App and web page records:
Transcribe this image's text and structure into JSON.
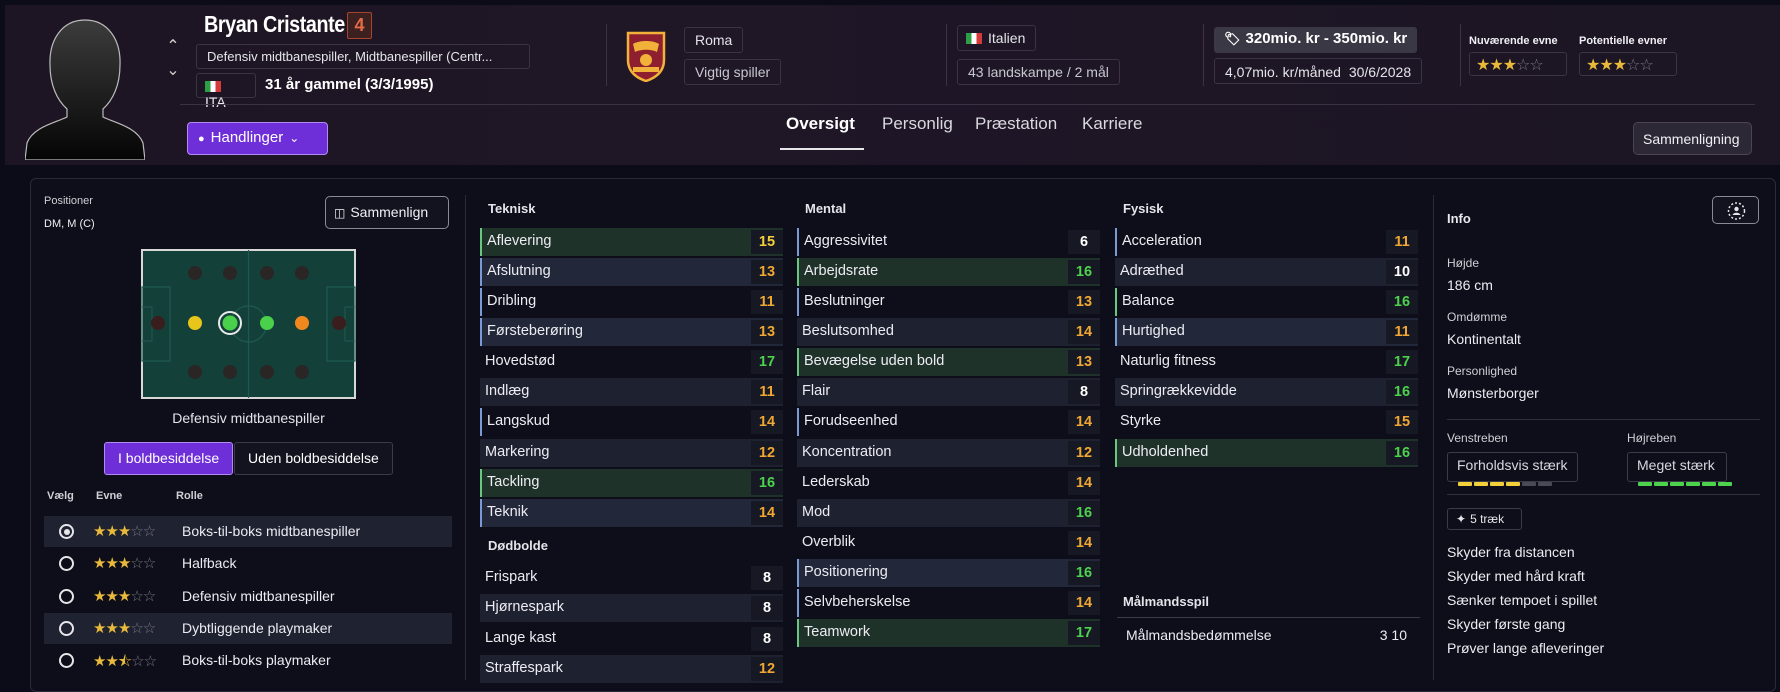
{
  "player": {
    "name": "Bryan Cristante",
    "number": "4",
    "positions": "Defensiv midtbanespiller, Midtbanespiller (Centr...",
    "nationality_code": "ITA",
    "age_text": "31 år gammel (3/3/1995)"
  },
  "club": {
    "name": "Roma",
    "status": "Vigtig spiller",
    "country": "Italien",
    "caps": "43 landskampe / 2 mål"
  },
  "contract": {
    "value": "320mio. kr - 350mio. kr",
    "wage": "4,07mio. kr/måned",
    "expiry": "30/6/2028"
  },
  "ability": {
    "current_label": "Nuværende evne",
    "potential_label": "Potentielle evner",
    "current_stars": 3,
    "potential_stars": 3
  },
  "actions_label": "Handlinger",
  "tabs": [
    "Oversigt",
    "Personlig",
    "Præstation",
    "Karriere"
  ],
  "compare_label": "Sammenligning",
  "positions_panel": {
    "title": "Positioner",
    "value": "DM, M (C)",
    "compare_label": "Sammenlign",
    "pitch_caption": "Defensiv midtbanespiller",
    "toggle_on": "I boldbesiddelse",
    "toggle_off": "Uden boldbesiddelse",
    "col_select": "Vælg",
    "col_ability": "Evne",
    "col_role": "Rolle",
    "roles": [
      {
        "name": "Boks-til-boks midtbanespiller",
        "stars": 3,
        "selected": true
      },
      {
        "name": "Halfback",
        "stars": 3,
        "selected": false
      },
      {
        "name": "Defensiv midtbanespiller",
        "stars": 3,
        "selected": false
      },
      {
        "name": "Dybtliggende playmaker",
        "stars": 3,
        "selected": false
      },
      {
        "name": "Boks-til-boks playmaker",
        "stars": 2.5,
        "selected": false
      }
    ]
  },
  "technical": {
    "title": "Teknisk",
    "items": [
      {
        "name": "Aflevering",
        "value": "15"
      },
      {
        "name": "Afslutning",
        "value": "13"
      },
      {
        "name": "Dribling",
        "value": "11"
      },
      {
        "name": "Førsteberøring",
        "value": "13"
      },
      {
        "name": "Hovedstød",
        "value": "17"
      },
      {
        "name": "Indlæg",
        "value": "11"
      },
      {
        "name": "Langskud",
        "value": "14"
      },
      {
        "name": "Markering",
        "value": "12"
      },
      {
        "name": "Tackling",
        "value": "16"
      },
      {
        "name": "Teknik",
        "value": "14"
      }
    ]
  },
  "setpieces": {
    "title": "Dødbolde",
    "items": [
      {
        "name": "Frispark",
        "value": "8"
      },
      {
        "name": "Hjørnespark",
        "value": "8"
      },
      {
        "name": "Lange kast",
        "value": "8"
      },
      {
        "name": "Straffespark",
        "value": "12"
      }
    ]
  },
  "mental": {
    "title": "Mental",
    "items": [
      {
        "name": "Aggressivitet",
        "value": "6"
      },
      {
        "name": "Arbejdsrate",
        "value": "16"
      },
      {
        "name": "Beslutninger",
        "value": "13"
      },
      {
        "name": "Beslutsomhed",
        "value": "14"
      },
      {
        "name": "Bevægelse uden bold",
        "value": "13"
      },
      {
        "name": "Flair",
        "value": "8"
      },
      {
        "name": "Forudseenhed",
        "value": "14"
      },
      {
        "name": "Koncentration",
        "value": "12"
      },
      {
        "name": "Lederskab",
        "value": "14"
      },
      {
        "name": "Mod",
        "value": "16"
      },
      {
        "name": "Overblik",
        "value": "14"
      },
      {
        "name": "Positionering",
        "value": "16"
      },
      {
        "name": "Selvbeherskelse",
        "value": "14"
      },
      {
        "name": "Teamwork",
        "value": "17"
      }
    ]
  },
  "physical": {
    "title": "Fysisk",
    "items": [
      {
        "name": "Acceleration",
        "value": "11"
      },
      {
        "name": "Adræthed",
        "value": "10"
      },
      {
        "name": "Balance",
        "value": "16"
      },
      {
        "name": "Hurtighed",
        "value": "11"
      },
      {
        "name": "Naturlig fitness",
        "value": "17"
      },
      {
        "name": "Springrækkevidde",
        "value": "16"
      },
      {
        "name": "Styrke",
        "value": "15"
      },
      {
        "name": "Udholdenhed",
        "value": "16"
      }
    ]
  },
  "goalkeeping": {
    "title": "Målmandsspil",
    "label": "Målmandsbedømmelse",
    "value": "3 10"
  },
  "info": {
    "title": "Info",
    "height_label": "Højde",
    "height": "186 cm",
    "reputation_label": "Omdømme",
    "reputation": "Kontinentalt",
    "personality_label": "Personlighed",
    "personality": "Mønsterborger",
    "left_foot_label": "Venstreben",
    "left_foot": "Forholdsvis stærk",
    "left_foot_level": 4,
    "right_foot_label": "Højreben",
    "right_foot": "Meget stærk",
    "right_foot_level": 6,
    "foot_max": 6,
    "traits_label": "5 træk",
    "traits": [
      "Skyder fra distancen",
      "Skyder med hård kraft",
      "Sænker tempoet i spillet",
      "Skyder første gang",
      "Prøver lange afleveringer"
    ]
  },
  "colors": {
    "accent": "#6e2fd8",
    "orange": "#f0a733",
    "green": "#4dd24d",
    "yellow": "#f3cf3b",
    "star": "#e9b93b"
  }
}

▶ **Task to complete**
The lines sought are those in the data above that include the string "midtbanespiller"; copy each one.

▶ **Your solution**
    "positions": "Defensiv midtbanespiller, Midtbanespiller (Centr...",
    "pitch_caption": "Defensiv midtbanespiller",
        "name": "Boks-til-boks midtbanespiller",
        "name": "Defensiv midtbanespiller",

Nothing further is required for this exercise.